You are here

Making Inferences about Personality

15 February, 2016 - 10:55

It is easier to make personal attributions in some cases than in others. When a behavior is unusual or unexpected in the particular situation it occurs in, we can more easily make a personal attribution for it. Imagine that you go to a party and you are introduced to Tess. Tess shakes your hand and says, “Nice to meet you!” Can you readily conclude, on the basis of this behavior, that Tess is a friendly person? Probably not. Because the social context demands that people act in a friendly way (by shaking your hand and saying “Nice to meet you”), it is difficult to know whether Tess acted friendly because of the situation or because she is really friendly. Imagine, however, that instead of shaking your hand, Tess ignores you and walks away. In such cases, it is easier in this case to infer that Tess is unfriendly because her behavior is so contrary to what one would expect.

To test this idea, Edward Jones and his colleagues (Jones, Davis, & Gergen, 1961) conducted a classic experiment in which participants viewed one of four different videotapes of a man who was applying for a job. For half the participants, the video indicated that the man was interviewing for a job as a submariner, a position that required close contact with many people over a long period of time. It was clear to the man being interviewed, as well as to the research participants, that to be a good submariner you should be extroverted (i.e., you should enjoy being around others). The other half of the participants saw a video in which the man was interviewing for a job as an astronaut, which involved (remember, this study was conducted in 1961) being in a small capsule, alone, for days on end. In this case, it was clear to everyone that in order to be good astronaut, you should have an introverted personality.

During the videotape of the interview, a second variable was also manipulated. One half of the participants saw the man indicate that he was actually an introvert (he said things such as “I like to work on my own,” “I don’t go out much”), and the other half saw the man say that he was actually an extrovert (he said things such as “I would like to be a salesman,” “I always get ideas from others”). After viewing one of the four videotapes, participants were asked to indicate how introverted or extroverted they thought the applicant really was.

As you can see in Table 5.2, when the applicant gave responses that better matched what was required by the job (i.e., for the submariner job, the applicant said he was an extrovert, and for the astronaut job, he said he was an introvert), the participants did not think his statements were as indicative of his underlying personality as they did when the applicant said the opposite of what was expected by the job (i.e., when the job required that he be extroverted but he said he was introverted, or vice versa).

Table 5.2 Attributions to Expected and Unexpected Behaviors

The Job Applied For









We are more likely to draw personal attributions when a behavior is unexpected. The numbers represent the percentage of extraverted responses that participants believed the job applicant would actually endorse if he were telling the complete truth.

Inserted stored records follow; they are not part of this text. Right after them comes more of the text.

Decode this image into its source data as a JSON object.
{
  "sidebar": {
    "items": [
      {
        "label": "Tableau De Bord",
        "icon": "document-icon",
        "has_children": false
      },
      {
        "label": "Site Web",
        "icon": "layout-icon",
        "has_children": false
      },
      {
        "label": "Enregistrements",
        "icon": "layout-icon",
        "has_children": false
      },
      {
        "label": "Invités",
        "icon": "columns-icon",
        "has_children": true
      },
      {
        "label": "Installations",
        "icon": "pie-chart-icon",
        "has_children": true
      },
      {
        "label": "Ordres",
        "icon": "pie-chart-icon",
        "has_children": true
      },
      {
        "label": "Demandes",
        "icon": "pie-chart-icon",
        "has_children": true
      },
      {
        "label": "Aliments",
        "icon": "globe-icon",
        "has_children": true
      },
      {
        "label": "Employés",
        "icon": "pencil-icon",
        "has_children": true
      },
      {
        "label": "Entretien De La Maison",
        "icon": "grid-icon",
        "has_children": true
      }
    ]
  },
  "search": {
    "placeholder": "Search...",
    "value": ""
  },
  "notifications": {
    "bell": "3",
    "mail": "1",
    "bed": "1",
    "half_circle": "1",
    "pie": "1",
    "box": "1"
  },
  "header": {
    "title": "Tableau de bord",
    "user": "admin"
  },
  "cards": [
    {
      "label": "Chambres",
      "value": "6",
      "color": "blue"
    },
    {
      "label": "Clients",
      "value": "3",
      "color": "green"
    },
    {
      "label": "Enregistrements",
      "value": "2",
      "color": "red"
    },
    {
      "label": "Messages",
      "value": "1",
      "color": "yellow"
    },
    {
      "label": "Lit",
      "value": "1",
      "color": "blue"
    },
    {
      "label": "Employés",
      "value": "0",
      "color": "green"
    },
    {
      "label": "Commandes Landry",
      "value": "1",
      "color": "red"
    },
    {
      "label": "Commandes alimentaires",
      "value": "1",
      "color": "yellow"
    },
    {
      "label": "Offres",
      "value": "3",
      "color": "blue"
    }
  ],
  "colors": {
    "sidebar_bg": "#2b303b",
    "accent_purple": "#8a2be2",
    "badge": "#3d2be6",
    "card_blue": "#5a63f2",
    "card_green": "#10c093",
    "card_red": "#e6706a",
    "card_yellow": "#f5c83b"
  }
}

Participants were more likely to believe that the applicant was more extraverted (91%) and more introverted (45%) when he said that he did not have the personality traits required by the job than when he said that he did have the personality traits required by the job. Data are from Jones, Davis, and Gergen (1961). Jones, E. E., Davis, K. E., & Gergen, K. J. (1961). Role playing variations and their informational value for person perception. Journal of Abnormal and Social Psychology, 63(2), 302–310.


The idea here is that the statements that were unusual or unexpected (on the basis of the job requirements) just seemed like they could not possibly have been caused by the situation, so the participants really thought that the interviewee was telling the truth. On the other hand, when the interviewee made statements that were consistent with what was required by the situation, it was more difficult to be sure that he was telling the truth (perhaps, thinking back to the discussion of strategic self-presentation in The Self, he was just saying these things because he wanted to get the job), and the participants made weaker personal attributions for his behavior.

We can also make personal attributions more easily when we know that the person had a choice in the behavior. If a man chooses to be friendly, even in situations in which he might not be, this probably means that he is friendly. But if we can determine that he’s been forced to be friendly, it’s more difficult to know. If, for example, you saw a man pointing a gun at another person, and then you saw that person give his watch and wallet to the gunman, you would probably not infer that the person was generous!

Jones and Harris (1967) had student participants in a study read essays that had been written by other students. Half of the participants thought the students had chosen the essay topics, whereas the other half thought the students had been assigned the topics by their professor. The participants were more likely to make a personal attribution that the students really believed in the essay they were writing when they had chosen the topics rather than been assigned topics.

Sometimes a person may try to lead others to make personal attributions for their behavior to make themselves seem more believable. For example, when a politician makes statements supporting a cause in front of an audience that does not agree with her position, she will be seen as more committed to her beliefs and may be more persuasive than if she gave the same argument in front of an audience known to support her views. Again, the idea is based on principles of attribution: if there is an obvious situational reason for making a statement (the audience supports the politician’s views), then the personal attribution (that the politician really believes what she is saying) is harder to make.